This fall I will be teaching our senior seminar in Analysis, and I have decided to focus on Fourier Analysis. So I was delighted to receive a review copy of this little book: Fourier Analysis in 146 pages, including applications, sounded like something I could use to prepare.

It got more interesting when I read the introduction:

Showing a Fourier transform to a physics student generally produces the same reaction as showing a crucifix to Count Dracula. This may be because the subject tends to be taught by theorists who themselves use Fourier methods to solve otherwise intractable differential equations. The result is often a heavy load of mathematical analysis.

Hmm. I’m certainly a “theorist” but my interest in Fourier Analysis has more to do with representation theory than PDEs. It got a little stranger when, a few lines later, the author said that in practice “the transforms are done digitally and there is a minimum of mathematics involved.” It seems that by “mathematics” and “mathematical analysis” what James means is *computation*. This is reinforced a little further on: “In spite of the forest of integration signs throughout the book there is in fact very little integration done and most of that is at high-school level.” And here I always thought that it was the *physicists* who liked to compute things.

Anyway, despite the initial rhetoric this is a very nice book. The author focuses on the interpretation of Fourier transforms as finding the components of the initial function that correspond to oscillations at various frequencies. When the initial function is periodic, this yields Fourier series, since only a discrete set of frequencies is involved. When it is not periodic, one gets a continuous range of frequencies, sums turn into integrals, and we have the Fourier transform. All this is presented intuitively and without proofs, as is proper for a book of this kind.

In order to be able to include Fourier series as a special case of the Fourier transform, the author introduces Dirac’s delta “function” and even “delta combs,” which are infinite linear combinations of delta functions. No hint is given as to how to conceive of the delta function in a way that makes mathematical sense. In fact, the author even allows himself to give the delta function as an example of an unbounded function that nevertheless has a Fourier transform. Only occasionally is there a hint that there might be something to worry about, as when a footnote on page 31 cautions the reader not to apply the theorem about the Fourier transform of a derivative to the delta function.
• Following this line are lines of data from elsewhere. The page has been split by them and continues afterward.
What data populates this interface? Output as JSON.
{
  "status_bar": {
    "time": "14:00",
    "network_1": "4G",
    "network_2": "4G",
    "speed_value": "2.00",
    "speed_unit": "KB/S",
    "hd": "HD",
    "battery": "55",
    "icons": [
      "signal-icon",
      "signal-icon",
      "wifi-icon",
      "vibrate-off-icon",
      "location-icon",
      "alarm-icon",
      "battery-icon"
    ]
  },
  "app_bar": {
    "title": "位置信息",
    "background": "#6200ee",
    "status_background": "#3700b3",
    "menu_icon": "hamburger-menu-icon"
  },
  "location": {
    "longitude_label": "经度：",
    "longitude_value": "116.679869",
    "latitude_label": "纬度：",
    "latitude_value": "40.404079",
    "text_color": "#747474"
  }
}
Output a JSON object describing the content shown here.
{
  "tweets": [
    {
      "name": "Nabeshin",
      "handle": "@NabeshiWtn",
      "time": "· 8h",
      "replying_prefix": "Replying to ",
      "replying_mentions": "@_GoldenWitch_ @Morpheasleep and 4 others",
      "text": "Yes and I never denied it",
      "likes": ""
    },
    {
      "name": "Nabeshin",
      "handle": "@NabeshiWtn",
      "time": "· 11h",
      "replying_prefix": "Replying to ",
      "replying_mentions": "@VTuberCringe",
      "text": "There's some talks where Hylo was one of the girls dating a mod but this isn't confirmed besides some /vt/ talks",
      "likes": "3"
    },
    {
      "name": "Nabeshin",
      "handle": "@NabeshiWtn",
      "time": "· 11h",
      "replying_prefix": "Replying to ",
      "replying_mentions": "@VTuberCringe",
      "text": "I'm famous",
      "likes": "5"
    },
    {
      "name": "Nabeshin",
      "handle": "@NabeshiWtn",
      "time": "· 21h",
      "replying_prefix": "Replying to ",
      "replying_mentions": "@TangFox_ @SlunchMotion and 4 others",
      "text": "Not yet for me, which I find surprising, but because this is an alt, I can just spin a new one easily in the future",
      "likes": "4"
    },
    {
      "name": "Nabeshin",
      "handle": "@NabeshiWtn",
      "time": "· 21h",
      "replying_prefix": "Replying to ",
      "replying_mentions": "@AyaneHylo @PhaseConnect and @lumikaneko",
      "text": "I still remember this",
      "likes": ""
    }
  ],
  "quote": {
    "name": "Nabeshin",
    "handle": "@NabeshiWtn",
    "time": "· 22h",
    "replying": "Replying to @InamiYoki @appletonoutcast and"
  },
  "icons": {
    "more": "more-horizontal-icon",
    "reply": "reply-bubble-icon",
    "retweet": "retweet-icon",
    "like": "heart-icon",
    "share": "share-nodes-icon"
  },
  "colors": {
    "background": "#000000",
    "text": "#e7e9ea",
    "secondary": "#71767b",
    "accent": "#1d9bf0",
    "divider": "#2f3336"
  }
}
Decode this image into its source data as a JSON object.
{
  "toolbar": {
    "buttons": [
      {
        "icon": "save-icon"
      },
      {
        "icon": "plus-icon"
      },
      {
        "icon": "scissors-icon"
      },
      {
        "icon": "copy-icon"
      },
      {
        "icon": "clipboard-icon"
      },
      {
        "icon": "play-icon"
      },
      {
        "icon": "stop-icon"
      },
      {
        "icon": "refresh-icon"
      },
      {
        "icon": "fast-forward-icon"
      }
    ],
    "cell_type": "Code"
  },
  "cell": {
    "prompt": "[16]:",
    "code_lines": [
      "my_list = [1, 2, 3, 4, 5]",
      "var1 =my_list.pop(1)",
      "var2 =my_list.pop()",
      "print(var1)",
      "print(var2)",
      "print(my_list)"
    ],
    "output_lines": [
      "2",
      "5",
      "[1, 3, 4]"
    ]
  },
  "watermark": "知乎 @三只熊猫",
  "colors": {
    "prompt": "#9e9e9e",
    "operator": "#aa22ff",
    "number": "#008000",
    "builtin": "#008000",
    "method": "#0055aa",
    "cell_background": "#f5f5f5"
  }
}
A mathematician reading this book sometimes feels himself in the Twilight Zone, as the author assumes that arguments about signals and their detection are easier to understand than the underlying mathematics. Sometimes that is true even for me, but more often I have to read the mathematical result in order to understand the physical motivation!

Weird as this is, reading this book is a very useful discipline for anyone who is going to teach Fourier Analysis: it helps us understand how some of the users of the mathematics think about it, and includes several very nice applications. My students, most of whom are not physicists, would hate it.

Fernando Q. Gouvêa is Carter Professor of Mathematics at Colby College in Waterville, ME.